When I heard the words “Get your sexy on” while listening to the radio, I started to change the station, but ironically, I’m glad I didn’t.
It was the song “Try” by Colbie Caillat, which came out earlier this year. The song starts like an encouragement to be sexually promiscuous, but as I was listening to the song, the music didn’t seem to fit the mood. It wasn’t your typical sort of energetic party song, so I thought there might be more to it. So after Colbie sang “don’t be shy girl/take it off” she said this:
You don’t have to try so hard
You don’t have to give it all away
You just have to get up, get up, get up, get up
You don’t have to change a single thing
The message of the song isn’t what you’d think it would be by glancing at the first verse, but each verse is capped by a small, but important phrase: So they like you/Do they like you?
I don’t commonly expect this sort of depth or contemplation from mainstream artists, but Colbie Caillat has hit on an important issue that transcends cultural boundaries to something that everyone can relate to – peer pressure. After, it’s peer pressure that tells you to take that first drink, to smoke that first shot, to have sex with your boyfriend that first time, to utter those first swear words, and to tell that first dirty joke. But a few more Saturdays with those friends and you find yourself an addict to booze, drugs, and sex, broken and ultimately alone.
So was it worth giving it all away just to make them like you?
Oddly enough, Colbie Caillat is driving home the exact same message that Paul was getting at in Romans 12:2, when he says “Do not be conformed to this world, but be transformed by the renewing of your mind.” While “Try” may not be driving home focus on God as the source of self-worth and satisfaction, she’s bringing up a very important point: the standards of the world are ridiculous, and by running after them with bated breath, you’ll sacrifice your entire being to get the approval of some people that couldn’t care less about you. They’ll use you and toss you to the side like a nasty slab of old meat. That’s the future you’re looking at if you conform to the world.
And there’s an interesting point to be had here that’s easily overlooked. Colbie’s point that “You don’t have to change a single thing” is exactly what the gospel message teaches. Now, the gospel does not teach that God has no expectations of us; certainly that’s not the case. It does not teach unconditional salvation. It does, however, teach unconditional love from God to us. Paul says again in Romans 5:8 “but God shows his love for us in that while we were still sinners, Christ died for us.”
It’s wildly frustrating to try conforming to the world’s values. You’ll end truly broken and alone. But you don’t have to change a single thing about yourself to make you valuable to God, or to make him “like” you. God demonstrated how valuable He believes you are in that before you ever did good, before you ever started acting right, God sent His son to die for you. So while our value is not determined by superficial things such as external beauty or a suave personality, it’s also not to determined by our moral actions. God places value on us simply because we are His, and we always will be.

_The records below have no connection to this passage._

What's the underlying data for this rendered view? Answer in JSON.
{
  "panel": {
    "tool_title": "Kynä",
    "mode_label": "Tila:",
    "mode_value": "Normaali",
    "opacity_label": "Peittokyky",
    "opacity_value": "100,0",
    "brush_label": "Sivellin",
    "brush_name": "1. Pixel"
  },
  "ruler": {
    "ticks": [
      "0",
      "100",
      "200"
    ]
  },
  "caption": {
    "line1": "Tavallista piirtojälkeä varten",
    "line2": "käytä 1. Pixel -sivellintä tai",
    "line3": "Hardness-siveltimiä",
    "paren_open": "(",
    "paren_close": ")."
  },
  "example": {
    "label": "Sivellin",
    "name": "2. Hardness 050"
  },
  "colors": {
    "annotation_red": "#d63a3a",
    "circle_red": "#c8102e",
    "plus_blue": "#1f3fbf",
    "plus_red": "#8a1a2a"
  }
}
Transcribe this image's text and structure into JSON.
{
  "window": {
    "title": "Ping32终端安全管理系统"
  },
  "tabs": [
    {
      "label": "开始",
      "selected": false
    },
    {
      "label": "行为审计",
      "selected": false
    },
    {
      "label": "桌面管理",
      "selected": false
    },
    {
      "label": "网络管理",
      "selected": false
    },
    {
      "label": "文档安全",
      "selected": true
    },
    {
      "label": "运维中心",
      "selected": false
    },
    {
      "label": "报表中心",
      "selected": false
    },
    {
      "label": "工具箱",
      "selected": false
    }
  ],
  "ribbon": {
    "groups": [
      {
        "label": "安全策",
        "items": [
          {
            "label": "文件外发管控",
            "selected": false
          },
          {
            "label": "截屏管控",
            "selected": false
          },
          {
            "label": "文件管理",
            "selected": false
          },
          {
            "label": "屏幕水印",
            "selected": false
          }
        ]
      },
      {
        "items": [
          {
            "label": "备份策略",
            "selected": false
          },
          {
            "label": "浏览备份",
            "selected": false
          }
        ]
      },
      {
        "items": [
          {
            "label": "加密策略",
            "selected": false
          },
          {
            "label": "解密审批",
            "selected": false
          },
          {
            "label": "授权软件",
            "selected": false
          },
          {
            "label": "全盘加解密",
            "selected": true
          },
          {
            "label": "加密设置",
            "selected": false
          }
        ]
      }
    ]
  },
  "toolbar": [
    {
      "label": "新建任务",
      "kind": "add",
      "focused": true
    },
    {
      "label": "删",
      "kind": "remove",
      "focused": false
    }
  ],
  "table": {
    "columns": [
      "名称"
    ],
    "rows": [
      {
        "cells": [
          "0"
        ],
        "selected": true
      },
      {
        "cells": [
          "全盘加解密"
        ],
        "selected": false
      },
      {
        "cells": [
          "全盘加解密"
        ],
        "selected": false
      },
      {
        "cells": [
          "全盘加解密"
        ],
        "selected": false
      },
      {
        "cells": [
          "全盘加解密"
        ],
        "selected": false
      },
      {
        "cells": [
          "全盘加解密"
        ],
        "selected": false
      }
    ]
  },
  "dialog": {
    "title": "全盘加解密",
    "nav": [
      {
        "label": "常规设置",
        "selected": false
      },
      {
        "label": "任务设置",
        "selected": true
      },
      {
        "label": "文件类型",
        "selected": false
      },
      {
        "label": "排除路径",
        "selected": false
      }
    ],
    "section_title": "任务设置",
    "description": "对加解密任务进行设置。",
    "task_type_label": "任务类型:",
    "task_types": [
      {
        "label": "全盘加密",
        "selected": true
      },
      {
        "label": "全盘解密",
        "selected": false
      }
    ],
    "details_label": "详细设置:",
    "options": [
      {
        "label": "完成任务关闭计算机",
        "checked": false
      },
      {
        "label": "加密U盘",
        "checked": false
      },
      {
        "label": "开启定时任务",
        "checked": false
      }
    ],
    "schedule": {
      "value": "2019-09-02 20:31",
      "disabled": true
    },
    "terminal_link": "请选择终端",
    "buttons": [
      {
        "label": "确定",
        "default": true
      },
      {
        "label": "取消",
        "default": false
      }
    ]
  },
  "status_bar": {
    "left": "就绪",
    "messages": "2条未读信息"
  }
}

“See what kind of love the Father has given to us, that we should be called children of God” – 1 John 3:1